PROBLEMS WITH SECULARISM
For many Poles, the cross is as much a cultural and traditionally Polish symbol as it is a religious one.
“At times of occupation, this symbol of Polish identity was relatively safe. And by some strange paradox, this habit from times of oppression is approved today in a free country as a symbol of a free nation,” said Zbigniew Mikolejko, philosopher of religion at Poland’s Academy of Sciences.
Crosses hang on the walls of schools, hospitals and state buildings throughout Poland as well as in parliament, something many Poles find natural despite the fact that the constitution guarantees the separation of church and state.
The Polish Church itself is deeply split between a moderate clergy and a more nationalist-minded hierarchy. Many from the latter group openly backed Jaroslaw Kaczynski in this year’s presidential election triggered by his brother’s death and now call on their supporters to prevent the removal of the cross.
“This is an absolutely unacceptable role of church in a democracy. It damages the state as much as the church,” said Marcin Krol, political philosopher at Warsaw University.
Kaczynski polled 47 percent in losing the presidential poll to Bronislaw Komorowski, the candidate of Prime Minister Donald Tusk’s pragmatist Civic Platform (PO). Analysts said the “cross wars” could drive PiS support back down to levels seen before the crash, which occurred in Smolensk, western Russia.
“Now he can only come down toward some 25-35 percent of society constituting his core supporters,” Kucharczyk said.
Analysts saw the PO’s rating as stable, despite the row.
Adam Boniecki, a priest and a leading Catholic intellectual, said the cross had split Poles along political lines of PO versus PiS.
“There is a difference between fighting for a cross and fighting with it. This row has started a reflection about the role of the church,” he added.
The raised voices of the “cross defenders” have led to calls for a more secular state and the elimination of religious symbols from public life.
In an interview with the weekly Polityka published on Wednesday, Komorowski said he still hoped the cross would be moved.
“The current situation is politically risky and difficult for everybody. It is particularly so for the Church, I believe, which is already paying a price for this conflict and will continue paying it in the longer term.”
A survey by the ARC institute showed in July nearly 60 percent of Poles believed no religious symbols should be shown in public places, while about 30 percent took the opposite view.
About 63 percent believed religions other than Catholicism were getting worse treatment in Poland, it showed.
“The cross row unblocked a discussion that has been a taboo — the fact that a large part of the society is tired with the Church’s permanent political engagement,” Kucharczyk said.
Poland’s leftist opposition, the Democratic Left Alliance (SLD), is drafting proposals to entrench secular standards and analysts say it may win political points in this.

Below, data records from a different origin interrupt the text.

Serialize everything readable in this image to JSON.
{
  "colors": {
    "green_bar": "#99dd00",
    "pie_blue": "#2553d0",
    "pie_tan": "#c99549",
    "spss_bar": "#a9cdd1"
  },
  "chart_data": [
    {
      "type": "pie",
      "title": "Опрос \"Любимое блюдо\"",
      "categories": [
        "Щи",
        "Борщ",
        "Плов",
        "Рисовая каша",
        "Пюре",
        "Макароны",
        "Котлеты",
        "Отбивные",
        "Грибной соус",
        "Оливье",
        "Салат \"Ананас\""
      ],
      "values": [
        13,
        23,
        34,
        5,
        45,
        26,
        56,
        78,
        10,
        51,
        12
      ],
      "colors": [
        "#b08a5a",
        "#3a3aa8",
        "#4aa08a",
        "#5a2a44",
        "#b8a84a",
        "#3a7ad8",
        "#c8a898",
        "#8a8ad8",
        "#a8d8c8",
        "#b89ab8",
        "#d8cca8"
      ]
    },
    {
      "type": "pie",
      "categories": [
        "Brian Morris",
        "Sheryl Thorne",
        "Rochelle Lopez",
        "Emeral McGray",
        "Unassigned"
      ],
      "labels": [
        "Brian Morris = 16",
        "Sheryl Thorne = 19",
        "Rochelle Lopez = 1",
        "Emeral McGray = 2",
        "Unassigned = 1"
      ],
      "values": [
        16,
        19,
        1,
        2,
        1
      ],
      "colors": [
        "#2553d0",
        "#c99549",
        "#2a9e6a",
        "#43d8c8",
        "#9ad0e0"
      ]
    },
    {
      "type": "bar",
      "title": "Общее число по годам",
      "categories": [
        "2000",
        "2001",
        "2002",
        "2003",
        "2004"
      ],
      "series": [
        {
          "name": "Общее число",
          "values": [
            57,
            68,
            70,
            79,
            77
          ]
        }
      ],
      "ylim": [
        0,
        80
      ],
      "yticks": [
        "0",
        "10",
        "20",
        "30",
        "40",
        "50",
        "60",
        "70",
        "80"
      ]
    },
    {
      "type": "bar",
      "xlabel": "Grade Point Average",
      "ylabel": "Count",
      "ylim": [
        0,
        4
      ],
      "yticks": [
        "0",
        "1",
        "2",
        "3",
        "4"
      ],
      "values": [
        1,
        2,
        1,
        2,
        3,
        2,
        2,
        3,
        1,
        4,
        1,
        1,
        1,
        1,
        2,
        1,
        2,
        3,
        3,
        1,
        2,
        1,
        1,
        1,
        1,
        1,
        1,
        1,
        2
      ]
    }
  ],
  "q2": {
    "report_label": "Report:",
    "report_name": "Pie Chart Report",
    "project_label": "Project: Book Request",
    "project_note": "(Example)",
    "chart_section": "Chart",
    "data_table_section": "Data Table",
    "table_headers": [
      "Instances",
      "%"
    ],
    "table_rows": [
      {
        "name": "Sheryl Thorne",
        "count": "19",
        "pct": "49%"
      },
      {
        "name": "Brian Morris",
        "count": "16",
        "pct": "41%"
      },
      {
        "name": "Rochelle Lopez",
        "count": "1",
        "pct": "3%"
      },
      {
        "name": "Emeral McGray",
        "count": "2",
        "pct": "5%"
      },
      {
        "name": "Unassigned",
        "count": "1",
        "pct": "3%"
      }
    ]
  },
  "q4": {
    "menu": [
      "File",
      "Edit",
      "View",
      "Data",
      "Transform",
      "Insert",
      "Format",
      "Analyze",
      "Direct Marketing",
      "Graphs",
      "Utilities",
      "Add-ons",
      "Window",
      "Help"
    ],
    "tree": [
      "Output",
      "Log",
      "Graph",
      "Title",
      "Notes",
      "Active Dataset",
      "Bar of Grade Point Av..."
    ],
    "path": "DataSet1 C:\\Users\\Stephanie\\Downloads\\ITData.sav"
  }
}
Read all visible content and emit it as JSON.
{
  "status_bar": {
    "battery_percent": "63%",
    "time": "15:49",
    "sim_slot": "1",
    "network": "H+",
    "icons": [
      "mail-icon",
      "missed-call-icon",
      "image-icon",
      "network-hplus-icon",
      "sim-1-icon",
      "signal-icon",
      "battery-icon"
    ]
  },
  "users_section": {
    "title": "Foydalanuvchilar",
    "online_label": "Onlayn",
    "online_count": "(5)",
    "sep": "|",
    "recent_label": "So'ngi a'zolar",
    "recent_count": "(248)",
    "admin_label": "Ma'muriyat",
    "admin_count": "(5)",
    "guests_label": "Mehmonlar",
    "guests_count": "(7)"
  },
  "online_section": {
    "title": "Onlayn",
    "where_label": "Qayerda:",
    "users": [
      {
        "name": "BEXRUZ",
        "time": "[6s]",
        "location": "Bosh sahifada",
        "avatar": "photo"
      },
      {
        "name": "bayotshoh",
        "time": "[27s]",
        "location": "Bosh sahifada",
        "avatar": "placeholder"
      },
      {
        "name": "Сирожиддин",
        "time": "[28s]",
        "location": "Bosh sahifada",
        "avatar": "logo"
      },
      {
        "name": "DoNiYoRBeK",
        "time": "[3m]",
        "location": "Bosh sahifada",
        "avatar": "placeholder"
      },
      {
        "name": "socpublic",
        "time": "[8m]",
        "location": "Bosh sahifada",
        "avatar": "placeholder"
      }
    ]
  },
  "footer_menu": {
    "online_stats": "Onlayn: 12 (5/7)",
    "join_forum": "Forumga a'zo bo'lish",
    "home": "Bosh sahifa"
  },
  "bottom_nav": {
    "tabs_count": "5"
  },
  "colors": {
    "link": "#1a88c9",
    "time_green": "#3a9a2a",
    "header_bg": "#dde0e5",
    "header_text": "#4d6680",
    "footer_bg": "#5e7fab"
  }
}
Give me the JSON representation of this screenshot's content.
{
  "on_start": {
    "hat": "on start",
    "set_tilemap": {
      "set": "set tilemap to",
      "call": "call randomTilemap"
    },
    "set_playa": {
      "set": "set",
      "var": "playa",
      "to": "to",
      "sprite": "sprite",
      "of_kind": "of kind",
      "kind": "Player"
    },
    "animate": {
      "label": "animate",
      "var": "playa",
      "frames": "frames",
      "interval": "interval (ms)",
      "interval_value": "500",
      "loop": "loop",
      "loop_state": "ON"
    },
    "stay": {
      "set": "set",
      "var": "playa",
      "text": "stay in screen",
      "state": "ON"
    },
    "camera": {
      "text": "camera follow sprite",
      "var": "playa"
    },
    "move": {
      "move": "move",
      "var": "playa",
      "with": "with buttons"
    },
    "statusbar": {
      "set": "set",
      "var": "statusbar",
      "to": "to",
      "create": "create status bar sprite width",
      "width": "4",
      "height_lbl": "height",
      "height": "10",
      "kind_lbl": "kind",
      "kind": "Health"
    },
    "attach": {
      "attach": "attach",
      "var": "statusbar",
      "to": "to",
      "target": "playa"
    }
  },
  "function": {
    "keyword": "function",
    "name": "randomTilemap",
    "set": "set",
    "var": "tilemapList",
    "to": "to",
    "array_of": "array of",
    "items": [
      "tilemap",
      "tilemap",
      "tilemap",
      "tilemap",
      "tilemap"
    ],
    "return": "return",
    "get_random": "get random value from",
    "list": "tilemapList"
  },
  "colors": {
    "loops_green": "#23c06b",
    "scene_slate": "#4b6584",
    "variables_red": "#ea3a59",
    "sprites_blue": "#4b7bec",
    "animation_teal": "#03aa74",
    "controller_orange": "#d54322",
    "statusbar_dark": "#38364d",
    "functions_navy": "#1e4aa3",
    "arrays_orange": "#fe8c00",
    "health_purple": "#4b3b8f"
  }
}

“We must hold a discussion in Poland, which many other European countries already have behind them,” SLD spokesman, Tomasz Kalita, said. “We care for the Polish constitution to be respected. At present, it’s not.”
The best quote being from Fr. Boniecki: “There is a difference between fighting for a cross and fighting with it.”
This is all too familiar, from the role of Churches in political life in many countries to the mosque debate. Faith, informed through the light of the Church, must guide the conscience of believers. It is incumbent on pastors and deacons to teach, to impart, those life lessons – of how to make faith active for the good of the community and the world. From there, the Church must put its faith in the strength of its catechesis.
A secular state is fine, with rights for all, and Church can be all that it is in such a state. A secularist state that militantly fights against all faith (excepting those that co-opt themselves by getting behind the state’s agenda) is not good for anyone. On the other hand, its opposite, a theocracy, does little to guide the lives of believers because they can only see the Cross and the Word as a weapon.